Explosive or Poisoned Musket or Rifle Balls.
General Josiah Gorgas, the Chief of Ordnance of the Confederate States—now of the University of Alabama—writes, under date of July llth, 1879, that to his "knowledge the Confederate States never authorized or used explosive or poisoned rifle balls during the late war." In this statement also General I. M. St. John and General John Ellicott, both of the Ordnance Bureau, Confederate States army, entirely concur.
The Adjutant-General of the United States also writes me, under date of August 22d, 1879, as to the Confederate archives now inthe possession of the National Government, as follows: "In reply to yours of the 18th August, I have the honor to inform you that the Confederate States records in the possession of this Department furnish no evidence that poisoned or explosive musket balls were used by the army of the Confederate States."
Rev. J. William Jones, D. D., Secretary of the Southern Historical Society, has written me to the same effect as to the archives in the possession of the Society.
In the third place, a brief examination of the United States Patent Office Reports for 1862-3, and the Ordnance Reports for 1863-4, will show that the "explosive and the poisoned balls" which the author of the "Pictorial History of the Civil War" so gratuitously charges upon the Confederates, were patented by the United States Patent Office at Washington, and were purchased, issued and used by the United States Government, and, what is still more remarkable, that neither of the aforesaid projectiles were in any sense explosive or poisoned.
In the Patent Office Report for 1862-3 will be found the following, with the corresponding illustration in the second volume:
No. 37,145—Elijah D. Williams, of Philadelphia, Pennsylvania—Improvement in Elongated Bullets—Patent dated December 9, 1862.

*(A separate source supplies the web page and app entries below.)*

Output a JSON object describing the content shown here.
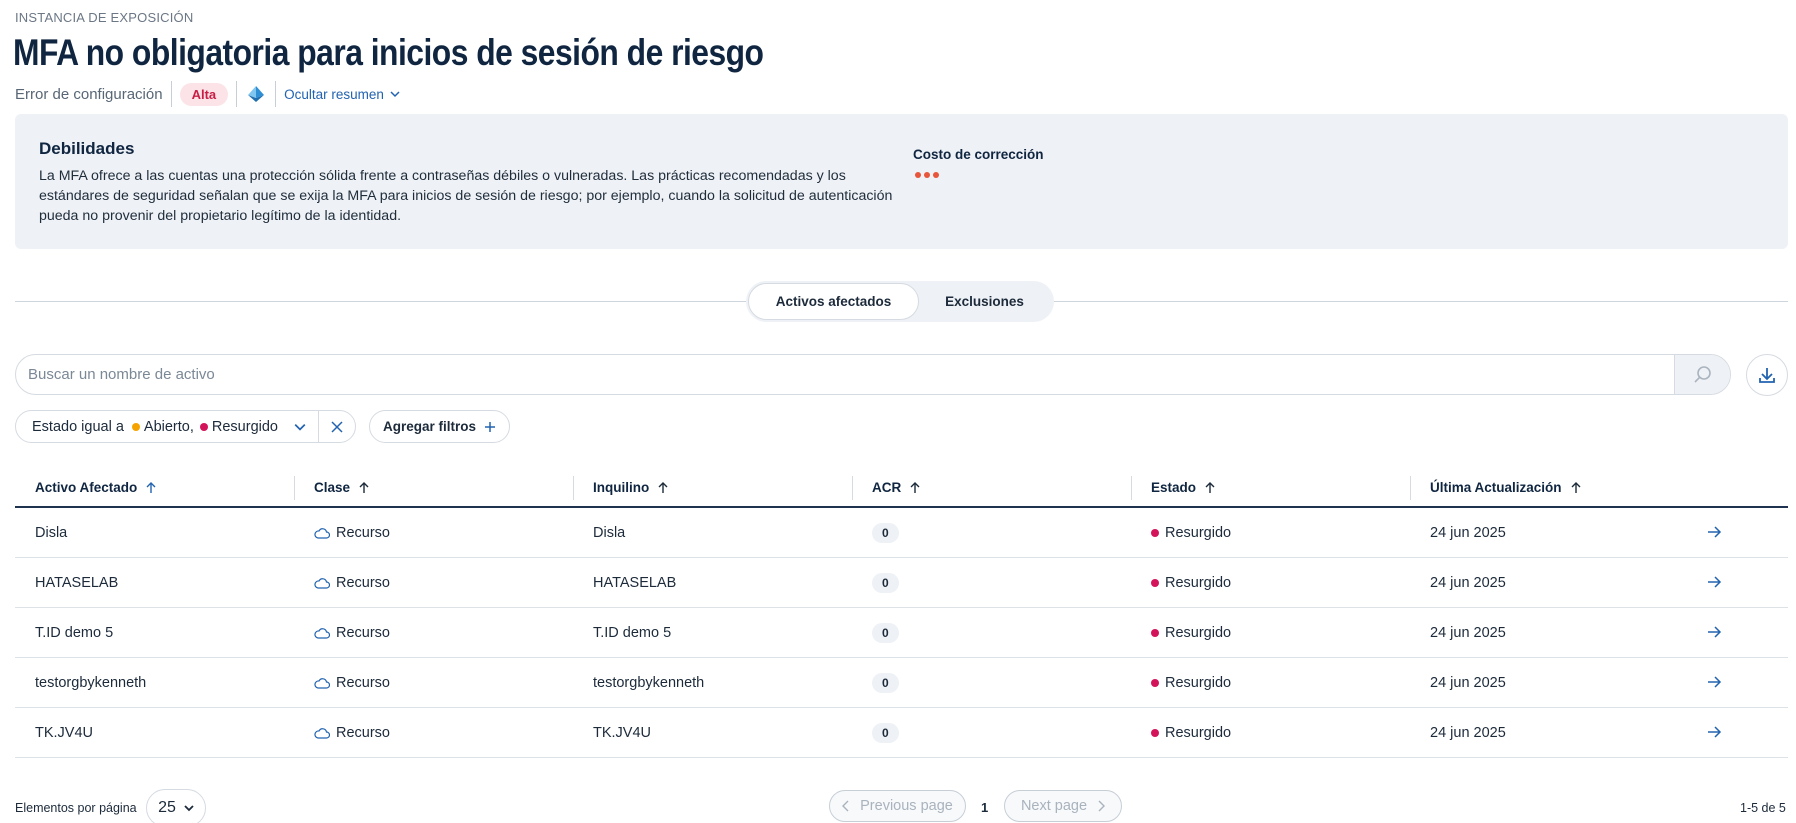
{
  "header": {
    "eyebrow": "INSTANCIA DE EXPOSICIÓN",
    "title": "MFA no obligatoria para inicios de sesión de riesgo",
    "category": "Error de configuración",
    "severity": "Alta",
    "platform_icon": "azure-icon",
    "summary_toggle": "Ocultar resumen"
  },
  "weakness": {
    "title": "Debilidades",
    "text": "La MFA ofrece a las cuentas una protección sólida frente a contraseñas débiles o vulneradas. Las prácticas recomendadas y los estándares de seguridad señalan que se exija la MFA para inicios de sesión de riesgo; por ejemplo, cuando la solicitud de autenticación pueda no provenir del propietario legítimo de la identidad.",
    "cost_label": "Costo de corrección",
    "cost_dots": 3
  },
  "tabs": [
    {
      "label": "Activos afectados",
      "active": true
    },
    {
      "label": "Exclusiones",
      "active": false
    }
  ],
  "search": {
    "placeholder": "Buscar un nombre de activo",
    "value": ""
  },
  "filter": {
    "prefix": "Estado igual a",
    "values": [
      {
        "label": "Abierto,",
        "color": "#f5a300"
      },
      {
        "label": "Resurgido",
        "color": "#d4145a"
      }
    ],
    "add_label": "Agregar filtros"
  },
  "table": {
    "columns": [
      "Activo Afectado",
      "Clase",
      "Inquilino",
      "ACR",
      "Estado",
      "Última Actualización"
    ],
    "rows": [
      {
        "asset": "Disla",
        "class": "Recurso",
        "tenant": "Disla",
        "acr": "0",
        "status": "Resurgido",
        "updated": "24 jun 2025"
      },
      {
        "asset": "HATASELAB",
        "class": "Recurso",
        "tenant": "HATASELAB",
        "acr": "0",
        "status": "Resurgido",
        "updated": "24 jun 2025"
      },
      {
        "asset": "T.ID demo 5",
        "class": "Recurso",
        "tenant": "T.ID demo 5",
        "acr": "0",
        "status": "Resurgido",
        "updated": "24 jun 2025"
      },
      {
        "asset": "testorgbykenneth",
        "class": "Recurso",
        "tenant": "testorgbykenneth",
        "acr": "0",
        "status": "Resurgido",
        "updated": "24 jun 2025"
      },
      {
        "asset": "TK.JV4U",
        "class": "Recurso",
        "tenant": "TK.JV4U",
        "acr": "0",
        "status": "Resurgido",
        "updated": "24 jun 2025"
      }
    ]
  },
  "pagination": {
    "per_page_label": "Elementos por página",
    "per_page_value": "25",
    "previous": "Previous page",
    "current": "1",
    "next": "Next page",
    "range": "1-5 de 5"
  },
  "colors": {
    "accent": "#2263b0",
    "severity_high": "#c81e45",
    "status_resurged": "#d4145a",
    "status_open": "#f5a300",
    "cost_dot": "#e8553a"
  }
}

This invention consists in the combination with an elongated expanding bullet of a leaded pin and a concave expanding disc, the disc having its concave side against the base of the bullet, and the pin entering the cavity thereof and operating to produce the flattening of the disc, by which it is caused to expand against the walls of and enter the groves of the gun.Claim—First, the combination with elongated expanding bullets of a pin, C, and expanding disc, B, applied substantially as herein specified. Second, fitting the pin to the cavity of the bullet in the manner substantially as herein specified, whereby the expansion of the bullet is caused to commence in the front part of its expanding portion and to be gradually continued toward the rear as herein set forth.